THE VANWOMAN CALLED
The ticker was skipping beats
when the vanwoman called,
swept past me with her blue toolbox,
a grunt of greeting as she headed straight
for the jugular of the mantelpiece clock;
unscrewing its face, she tore off
the diseased scions, paused at the numbers
(translating from the Roman?)
− impotent now with their indicators gone.
An alarm clock sounded in a neighbour’s house.
The vanwoman sighed.
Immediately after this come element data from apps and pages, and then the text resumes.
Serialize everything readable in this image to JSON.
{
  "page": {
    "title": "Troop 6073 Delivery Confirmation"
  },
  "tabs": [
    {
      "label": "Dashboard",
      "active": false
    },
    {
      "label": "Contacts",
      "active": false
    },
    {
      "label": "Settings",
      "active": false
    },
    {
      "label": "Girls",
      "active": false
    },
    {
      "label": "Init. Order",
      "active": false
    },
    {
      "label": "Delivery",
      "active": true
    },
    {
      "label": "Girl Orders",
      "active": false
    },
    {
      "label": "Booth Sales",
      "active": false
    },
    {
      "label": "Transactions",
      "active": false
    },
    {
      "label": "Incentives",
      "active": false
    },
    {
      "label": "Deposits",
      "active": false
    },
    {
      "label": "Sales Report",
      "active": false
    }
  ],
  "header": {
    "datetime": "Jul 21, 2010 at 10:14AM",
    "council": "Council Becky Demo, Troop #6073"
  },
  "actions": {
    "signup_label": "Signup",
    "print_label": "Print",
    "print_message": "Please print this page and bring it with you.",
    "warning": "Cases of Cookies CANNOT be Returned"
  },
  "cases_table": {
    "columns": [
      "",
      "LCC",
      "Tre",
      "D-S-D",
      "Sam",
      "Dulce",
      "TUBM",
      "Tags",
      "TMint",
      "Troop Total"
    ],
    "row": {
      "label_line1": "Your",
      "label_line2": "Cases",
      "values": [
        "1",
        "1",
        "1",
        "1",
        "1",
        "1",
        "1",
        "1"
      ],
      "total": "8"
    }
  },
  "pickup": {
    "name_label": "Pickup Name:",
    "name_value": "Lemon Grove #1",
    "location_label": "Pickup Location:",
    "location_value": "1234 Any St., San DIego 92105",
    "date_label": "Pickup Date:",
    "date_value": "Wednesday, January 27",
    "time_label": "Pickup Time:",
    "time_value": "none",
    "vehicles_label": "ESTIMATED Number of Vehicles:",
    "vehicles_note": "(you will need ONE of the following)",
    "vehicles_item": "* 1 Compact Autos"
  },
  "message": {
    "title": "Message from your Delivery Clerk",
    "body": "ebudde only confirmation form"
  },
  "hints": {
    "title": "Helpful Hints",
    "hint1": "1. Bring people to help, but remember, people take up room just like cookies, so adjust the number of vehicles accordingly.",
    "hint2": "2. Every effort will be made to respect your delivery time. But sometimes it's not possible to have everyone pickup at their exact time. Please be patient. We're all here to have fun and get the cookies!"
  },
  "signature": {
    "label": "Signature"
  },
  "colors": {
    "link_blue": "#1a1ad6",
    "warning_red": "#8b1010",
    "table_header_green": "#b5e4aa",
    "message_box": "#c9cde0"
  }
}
Is the day ever done?
She snapped shut the face of the clock
and packed her tools into her blue toolbox,
a token smile going out the door.
You should be all right now.
ASCENDING A LIBERTIES' STAIRWAY IN 1952
Slate-grey steps with white ribbed bone to steady the foot with the marks of the washerwoman’s knees
and a black iron snake to hold on to
as it coiled its way upwards,
polished smooth from the caress of hands;
and the concrete landing where we stopped to catch our breath and a glimpse of the stars
through a rectangular opening in an ashen-grey wall
which to its side housed a handled steel door
a chute to the Great Bin at the bottom of the stairs,
locked in a room of its very own
where it could overflow to its heart’s content
and still take more,
the extractor of all the Liberties’ ills;
and the automatic light
suddenly quenched itself on the landing
– we were overstaying our time
watching the stars twinkle –
and my baby sister cried from the darkness
as we continued our ascent.
I helped my mother tilt and lift;
I could hear her heavy breathing,
each slow tortuous step its own individual,
our very own little Calvary.
The baby cried again:
Hush now, we’re nearly there alanna*, said Mam
but we were only halfway up with the pram.
*alanna: vocative of Irish leanbh (child)
Ivy dying on a pier,
the skeleton of a boat
sinking into sand;
I carry the sum
all through the years:
subtracting from sunlit walls,
a child digging a hole,
taking away something
deeper than himself.